# Supplied records:
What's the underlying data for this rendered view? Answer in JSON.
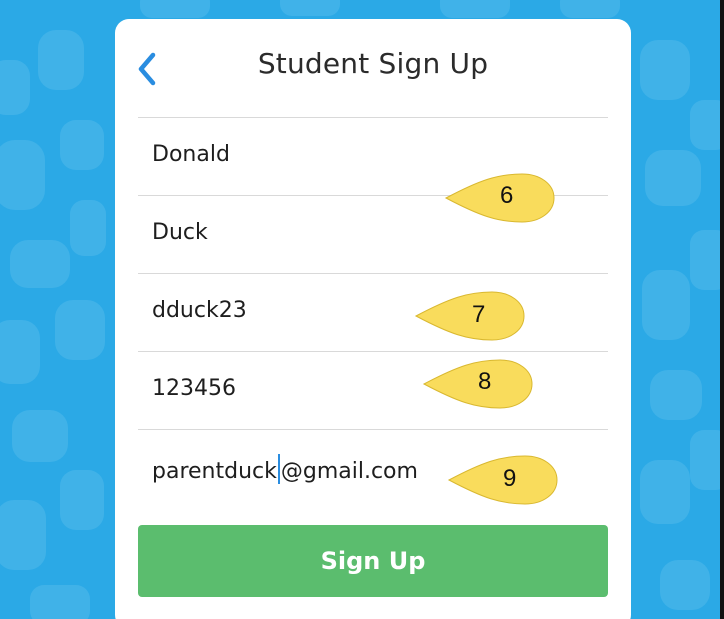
{
  "colors": {
    "background": "#2ba9e6",
    "card": "#ffffff",
    "accent": "#2a8de0",
    "button": "#5bbd6e",
    "callout": "#f9dc5c"
  },
  "header": {
    "title": "Student Sign Up",
    "back_icon": "chevron-left-icon"
  },
  "form": {
    "fields": [
      {
        "name": "first-name",
        "value": "Donald"
      },
      {
        "name": "last-name",
        "value": "Duck"
      },
      {
        "name": "username",
        "value": "dduck23"
      },
      {
        "name": "password",
        "value": "123456"
      },
      {
        "name": "parent-email",
        "value_before_caret": "parentduck",
        "value_after_caret": "@gmail.com"
      }
    ]
  },
  "signup_button": {
    "label": "Sign Up"
  },
  "callouts": [
    "6",
    "7",
    "8",
    "9"
  ]
}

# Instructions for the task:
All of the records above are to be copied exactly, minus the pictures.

# Exercise response:
What's the underlying data for this rendered view? Answer in JSON.
{
  "colors": {
    "background": "#2ba9e6",
    "card": "#ffffff",
    "accent": "#2a8de0",
    "button": "#5bbd6e",
    "callout": "#f9dc5c"
  },
  "header": {
    "title": "Student Sign Up",
    "back_icon": "chevron-left-icon"
  },
  "form": {
    "fields": [
      {
        "name": "first-name",
        "value": "Donald"
      },
      {
        "name": "last-name",
        "value": "Duck"
      },
      {
        "name": "username",
        "value": "dduck23"
      },
      {
        "name": "password",
        "value": "123456"
      },
      {
        "name": "parent-email",
        "value_before_caret": "parentduck",
        "value_after_caret": "@gmail.com"
      }
    ]
  },
  "signup_button": {
    "label": "Sign Up"
  },
  "callouts": [
    "6",
    "7",
    "8",
    "9"
  ]
}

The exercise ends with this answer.